Actavis Inc. is asking an Illinois federal judge to end its jury trial and give it a win in a suit alleging its testosterone replacement drugs caused a man’s heart attack, saying the man has failed to make his case and no reasonable jury would find the company responsible.
Actavis said Brad Martin’s claims fail as a matter of law, because the U.S. Food and Drug Administration hasn’t found a significant risk of cardiovascular effects from Androderm, and even his own expert said Martin’s various medical conditions could have caused his heart attack.
Martin says he used Androderm patches between October 2012 and May 2013 and claims the pharmaceutical giant is to blame for a heart attack he suffered in May 2013. Martin is suing Actavis for strict liability for failure to warn, negligence and fraudulent misrepresentation, and he seeks punitive damages and compensatory damages for medical expenses, physical pain, disability and emotional distress. His wife joined him in the complaint.
Actavis pointed to Martin’s admission that on the morning of his heart attack, he took medicine that had a much stronger warning about heart attacks than the warnings on Androderm, and his pattern of ignoring other warnings, such as an incident where he was advised by doctors to go to an emergency room “within the hour” but waited until the next day. They also argued that Martin’s expert conceded that the other cardiac risk factors Martin had — which included hypertension, high cholesterol, pre-diabetes, a history of smoking and a family history of cardiovascular disease — made the likelihood of a heart attack greater and could have been the cause.

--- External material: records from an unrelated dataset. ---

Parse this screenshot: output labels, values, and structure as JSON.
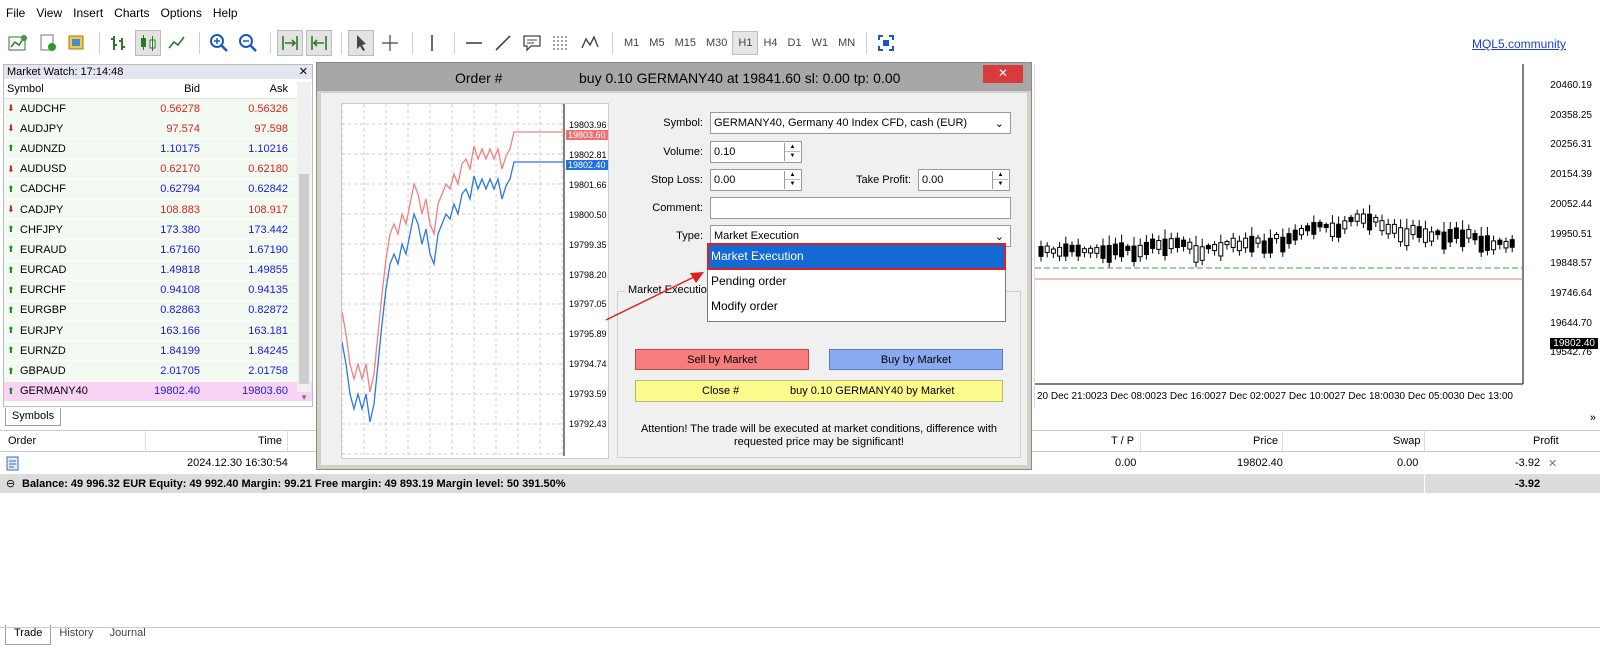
{
  "menu": [
    "File",
    "View",
    "Insert",
    "Charts",
    "Options",
    "Help"
  ],
  "toolbar": {
    "timeframes": [
      "M1",
      "M5",
      "M15",
      "M30",
      "H1",
      "H4",
      "D1",
      "W1",
      "MN"
    ],
    "active_timeframe": "H1",
    "community_link": "MQL5.community"
  },
  "market_watch": {
    "title": "Market Watch: 17:14:48",
    "col_symbol": "Symbol",
    "col_bid": "Bid",
    "col_ask": "Ask",
    "rows": [
      {
        "symbol": "AUDCHF",
        "dir": "down",
        "bid": "0.56278",
        "ask": "0.56326"
      },
      {
        "symbol": "AUDJPY",
        "dir": "down",
        "bid": "97.574",
        "ask": "97.598"
      },
      {
        "symbol": "AUDNZD",
        "dir": "up",
        "bid": "1.10175",
        "ask": "1.10216"
      },
      {
        "symbol": "AUDUSD",
        "dir": "down",
        "bid": "0.62170",
        "ask": "0.62180"
      },
      {
        "symbol": "CADCHF",
        "dir": "up",
        "bid": "0.62794",
        "ask": "0.62842"
      },
      {
        "symbol": "CADJPY",
        "dir": "down",
        "bid": "108.883",
        "ask": "108.917"
      },
      {
        "symbol": "CHFJPY",
        "dir": "up",
        "bid": "173.380",
        "ask": "173.442"
      },
      {
        "symbol": "EURAUD",
        "dir": "up",
        "bid": "1.67160",
        "ask": "1.67190"
      },
      {
        "symbol": "EURCAD",
        "dir": "up",
        "bid": "1.49818",
        "ask": "1.49855"
      },
      {
        "symbol": "EURCHF",
        "dir": "up",
        "bid": "0.94108",
        "ask": "0.94135"
      },
      {
        "symbol": "EURGBP",
        "dir": "up",
        "bid": "0.82863",
        "ask": "0.82872"
      },
      {
        "symbol": "EURJPY",
        "dir": "up",
        "bid": "163.166",
        "ask": "163.181"
      },
      {
        "symbol": "EURNZD",
        "dir": "up",
        "bid": "1.84199",
        "ask": "1.84245"
      },
      {
        "symbol": "GBPAUD",
        "dir": "up",
        "bid": "2.01705",
        "ask": "2.01758"
      },
      {
        "symbol": "GERMANY40",
        "dir": "up",
        "bid": "19802.40",
        "ask": "19803.60",
        "selected": true
      }
    ],
    "tab": "Symbols"
  },
  "chart": {
    "price_labels": [
      "20460.19",
      "20358.25",
      "20256.31",
      "20154.39",
      "20052.44",
      "19950.51",
      "19848.57",
      "19746.64",
      "19644.70",
      "19542.76"
    ],
    "current_price": "19802.40",
    "time_labels": [
      "20 Dec 21:00",
      "23 Dec 08:00",
      "23 Dec 16:00",
      "27 Dec 02:00",
      "27 Dec 10:00",
      "27 Dec 18:00",
      "30 Dec 05:00",
      "30 Dec 13:00"
    ]
  },
  "dialog": {
    "title": "Order #",
    "subtitle": "buy 0.10 GERMANY40 at 19841.60 sl: 0.00 tp: 0.00",
    "close_label": "✕",
    "mini_prices": [
      "19803.96",
      "19802.81",
      "19801.66",
      "19800.50",
      "19799.35",
      "19798.20",
      "19797.05",
      "19795.89",
      "19794.74",
      "19793.59",
      "19792.43"
    ],
    "ask_tag": "19803.60",
    "bid_tag": "19802.40",
    "symbol_label": "Symbol:",
    "symbol_value": "GERMANY40, Germany 40 Index CFD, cash (EUR)",
    "volume_label": "Volume:",
    "volume_value": "0.10",
    "sl_label": "Stop Loss:",
    "sl_value": "0.00",
    "tp_label": "Take Profit:",
    "tp_value": "0.00",
    "comment_label": "Comment:",
    "comment_value": "",
    "type_label": "Type:",
    "type_value": "Market Execution",
    "group_label": "Market Execution",
    "sell_label": "Sell by Market",
    "buy_label": "Buy by Market",
    "close_order_prefix": "Close #",
    "close_order_text": "buy 0.10 GERMANY40 by Market",
    "attention": "Attention! The trade will be executed at market conditions, difference with requested price may be significant!",
    "dropdown_options": [
      "Market Execution",
      "Pending order",
      "Modify order"
    ]
  },
  "terminal": {
    "col_order": "Order",
    "col_time": "Time",
    "col_tp": "T / P",
    "col_price": "Price",
    "col_swap": "Swap",
    "col_profit": "Profit",
    "row": {
      "time": "2024.12.30 16:30:54",
      "tp": "0.00",
      "price": "19802.40",
      "swap": "0.00",
      "profit": "-3.92"
    },
    "balance_line": "Balance: 49 996.32 EUR  Equity: 49 992.40  Margin: 99.21  Free margin: 49 893.19  Margin level: 50 391.50%",
    "balance_profit": "-3.92",
    "tabs": [
      "Trade",
      "History",
      "Journal"
    ]
  }
}
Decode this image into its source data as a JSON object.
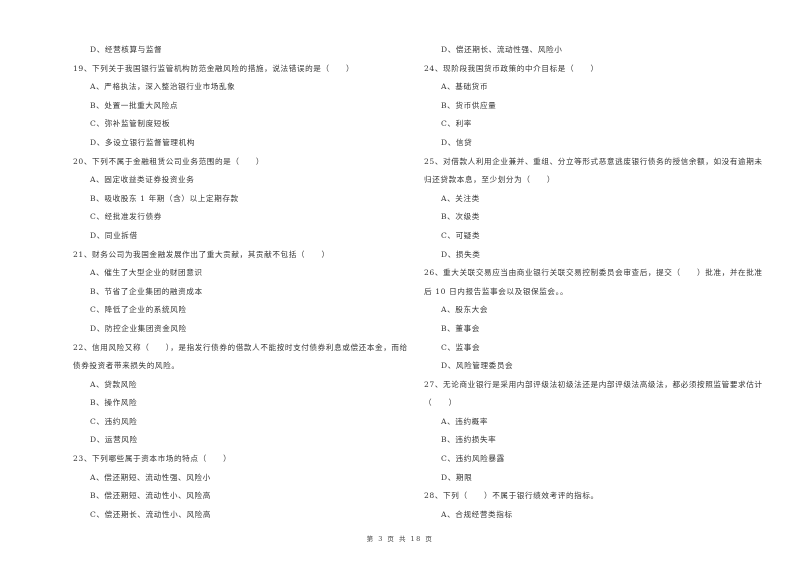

Martin’s trial was set to be the first bellwether trial against Actavis in multidistrict litigation over cardiovascular problems allegedly caused by its TRT drug before the company reached a settlement in the multi-defendant MDL in 2018. Martin opted out of that deal.